A biosafety cabinet (BSC)—also called a biological safety cabinet or microbiological safety cabinet—is an enclosed, ventilated laboratory workspace for safely working with materials contaminated with (or potentially contaminated with) pathogens requiring a defined biosafety level. Several different types of BSC exist, differentiated by the degree of biocontainment required. BSCs first became commercially available in 1950
BSC Class I
Class I cabinets provide personnel and environmental protection but no product protection. In fact, the inward flow of air can contribute to contamination of samples. Inward airflow is maintained at a minimum velocity of 75 ft/min(0.38 m/s). These BSCs are commonly used to enclose specific equipment (e.g. centrifuges) or procedures (e.g. aerating cultures) that potentially generate aerosols. BSCs of this class are either ducted (connected to the building exhaust system) or unducted (recirculating filtered exhaust back into the laboratory)

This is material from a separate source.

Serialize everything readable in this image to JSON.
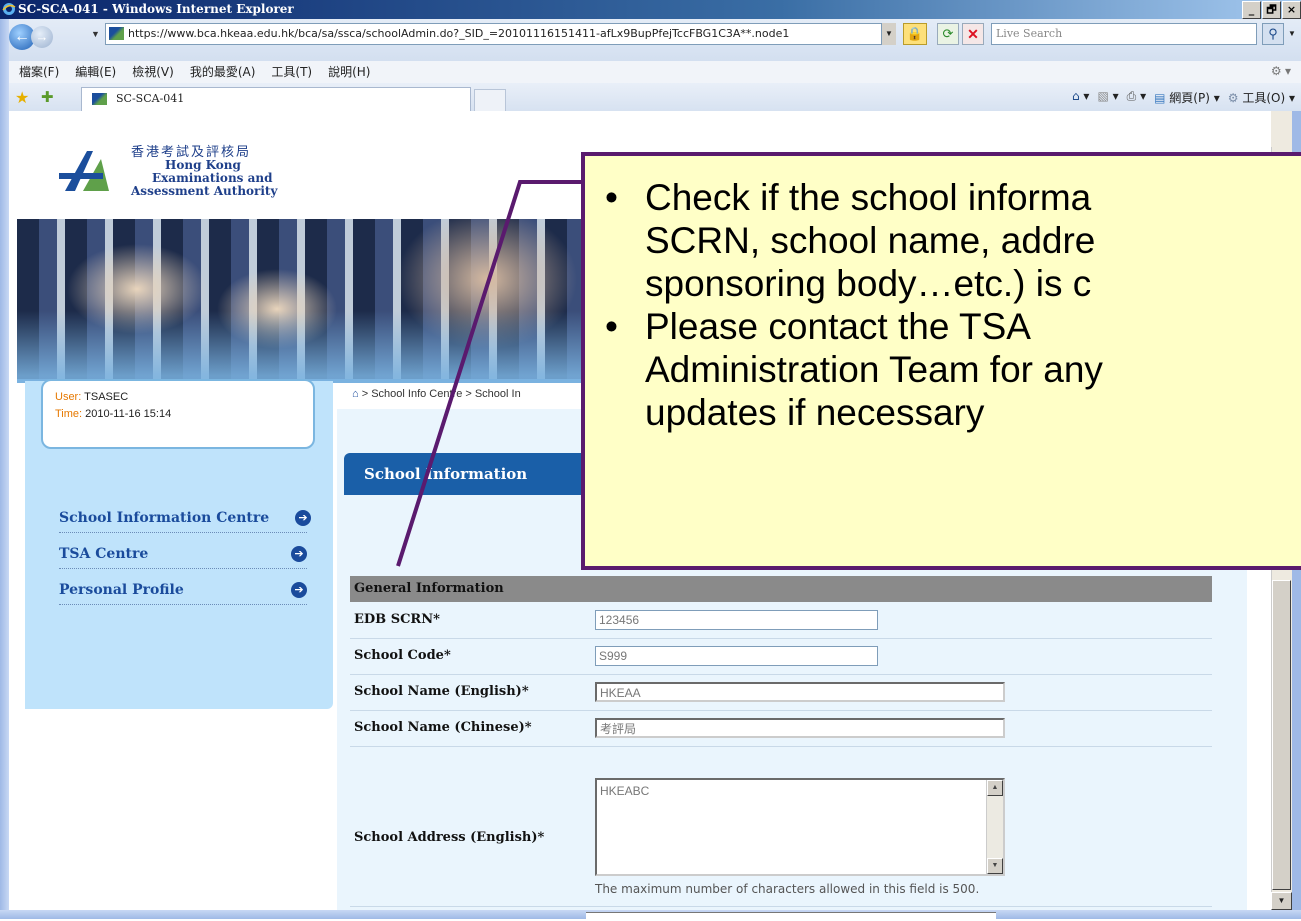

Class II cabinets provide both kinds of protection (of the samples and of the environment) since makeup air is also HEPA-filtered. There are five types: Type A1 (formerly A), Type A2 (formerly A/B3), Type B1, Type B2 and Type C1. Each type's requirements are defined by NSF International Standard 49,:31 which in 2002 reclassified A/B3 cabinets (classified under the latter type if connected to an exhaust duct) as Type A2, and added the Type C1 in the 2016 standard. About 90% of all biosafety cabinets installed are Type A2 cabinets.
Principals of operation use motor driven blowers (fans) mounted in the cabinet to draw directional mass airflow around a user and into the air grille - protecting the operator. The air is then drawn underneath the work surface and back up to the top of the cabinet where it passes through the HEPA filters. A column of HEPA filtered, sterile air is also blown downward, over products and processes to prevent contamination. Air is also exhausted through a HEPA filter, and depending on the Type of Class II BSC, the air is either recirculated back into the laboratory or pulled by an exhaust fan, through ductwork where it is expelled from the building
A researcher observing a specimen through the built-in microscope in a Class III biosafety cabinet
Aerosol control platform inside a Class III Biosafety Cabinet
The Class III cabinet, generally only installed in maximum containment laboratories, is specifically designed for work with BSL-4 pathogenic agents, providing maximum protection. The enclosure is gas-tight, and all materials enter and leave through a dunk tank or double-door autoclave. Gloves attached to the front prevent direct contact with hazardous materials (Class III cabinets are sometimes called glove box). These custom-built cabinets often attach into a line, and the lab equipment installed inside is usually custom-built as well